→ **Work to complete**:
All of the data should be output character for character, except the pictures.

#### Input ####

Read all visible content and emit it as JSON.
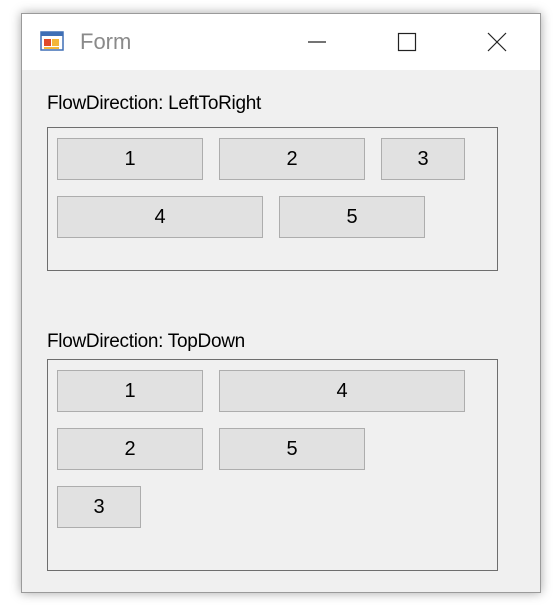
{
  "window": {
    "title": "Form",
    "icon": "form-app-icon",
    "controls": {
      "minimize": "minimize-icon",
      "maximize": "maximize-icon",
      "close": "close-icon"
    }
  },
  "groups": {
    "left_to_right": {
      "label": "FlowDirection: LeftToRight",
      "buttons": [
        "1",
        "2",
        "3",
        "4",
        "5"
      ]
    },
    "top_down": {
      "label": "FlowDirection: TopDown",
      "buttons": [
        "1",
        "2",
        "3",
        "4",
        "5"
      ]
    }
  },
  "colors": {
    "window_background": "#f0f0f0",
    "button_face": "#e1e1e1",
    "button_border": "#adadad",
    "panel_border": "#6e6e6e"
  }
}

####

→ **Solved problem**:
Read all visible content and emit it as JSON.
{
  "window": {
    "title": "Form",
    "icon": "form-app-icon",
    "controls": {
      "minimize": "minimize-icon",
      "maximize": "maximize-icon",
      "close": "close-icon"
    }
  },
  "groups": {
    "left_to_right": {
      "label": "FlowDirection: LeftToRight",
      "buttons": [
        "1",
        "2",
        "3",
        "4",
        "5"
      ]
    },
    "top_down": {
      "label": "FlowDirection: TopDown",
      "buttons": [
        "1",
        "2",
        "3",
        "4",
        "5"
      ]
    }
  },
  "colors": {
    "window_background": "#f0f0f0",
    "button_face": "#e1e1e1",
    "button_border": "#adadad",
    "panel_border": "#6e6e6e"
  }
}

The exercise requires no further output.